**WORK ORDER:** Exactly as written, give back every record below.

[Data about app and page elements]
◆ ◆ ◆

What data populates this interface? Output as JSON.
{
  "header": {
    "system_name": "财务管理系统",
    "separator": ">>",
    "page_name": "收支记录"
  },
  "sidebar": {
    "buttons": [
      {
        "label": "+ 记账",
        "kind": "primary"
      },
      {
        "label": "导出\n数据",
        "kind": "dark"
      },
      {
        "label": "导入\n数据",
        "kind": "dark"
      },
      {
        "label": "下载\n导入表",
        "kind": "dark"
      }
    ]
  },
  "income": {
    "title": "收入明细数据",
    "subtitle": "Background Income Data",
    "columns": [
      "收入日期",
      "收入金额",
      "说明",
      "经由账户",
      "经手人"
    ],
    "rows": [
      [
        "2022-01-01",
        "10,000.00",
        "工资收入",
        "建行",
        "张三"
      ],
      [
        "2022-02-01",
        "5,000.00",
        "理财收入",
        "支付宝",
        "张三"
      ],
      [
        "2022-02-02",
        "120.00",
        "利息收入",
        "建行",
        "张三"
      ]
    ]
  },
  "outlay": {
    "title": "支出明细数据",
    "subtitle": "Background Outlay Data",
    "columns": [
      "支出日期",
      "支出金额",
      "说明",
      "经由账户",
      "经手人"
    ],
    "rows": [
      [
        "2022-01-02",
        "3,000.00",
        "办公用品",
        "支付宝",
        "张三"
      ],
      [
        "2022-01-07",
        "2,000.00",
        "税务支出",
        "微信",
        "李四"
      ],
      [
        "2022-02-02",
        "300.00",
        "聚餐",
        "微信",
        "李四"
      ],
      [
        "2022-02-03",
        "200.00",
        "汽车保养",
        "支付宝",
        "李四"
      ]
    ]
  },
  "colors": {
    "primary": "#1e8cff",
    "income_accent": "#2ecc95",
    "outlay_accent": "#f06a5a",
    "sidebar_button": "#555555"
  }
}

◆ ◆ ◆

**SOLUTION:**
What data populates this interface? Output as JSON.
{
  "header": {
    "system_name": "财务管理系统",
    "separator": ">>",
    "page_name": "收支记录"
  },
  "sidebar": {
    "buttons": [
      {
        "label": "+ 记账",
        "kind": "primary"
      },
      {
        "label": "导出\n数据",
        "kind": "dark"
      },
      {
        "label": "导入\n数据",
        "kind": "dark"
      },
      {
        "label": "下载\n导入表",
        "kind": "dark"
      }
    ]
  },
  "income": {
    "title": "收入明细数据",
    "subtitle": "Background Income Data",
    "columns": [
      "收入日期",
      "收入金额",
      "说明",
      "经由账户",
      "经手人"
    ],
    "rows": [
      [
        "2022-01-01",
        "10,000.00",
        "工资收入",
        "建行",
        "张三"
      ],
      [
        "2022-02-01",
        "5,000.00",
        "理财收入",
        "支付宝",
        "张三"
      ],
      [
        "2022-02-02",
        "120.00",
        "利息收入",
        "建行",
        "张三"
      ]
    ]
  },
  "outlay": {
    "title": "支出明细数据",
    "subtitle": "Background Outlay Data",
    "columns": [
      "支出日期",
      "支出金额",
      "说明",
      "经由账户",
      "经手人"
    ],
    "rows": [
      [
        "2022-01-02",
        "3,000.00",
        "办公用品",
        "支付宝",
        "张三"
      ],
      [
        "2022-01-07",
        "2,000.00",
        "税务支出",
        "微信",
        "李四"
      ],
      [
        "2022-02-02",
        "300.00",
        "聚餐",
        "微信",
        "李四"
      ],
      [
        "2022-02-03",
        "200.00",
        "汽车保养",
        "支付宝",
        "李四"
      ]
    ]
  },
  "colors": {
    "primary": "#1e8cff",
    "income_accent": "#2ecc95",
    "outlay_accent": "#f06a5a",
    "sidebar_button": "#555555"
  }
}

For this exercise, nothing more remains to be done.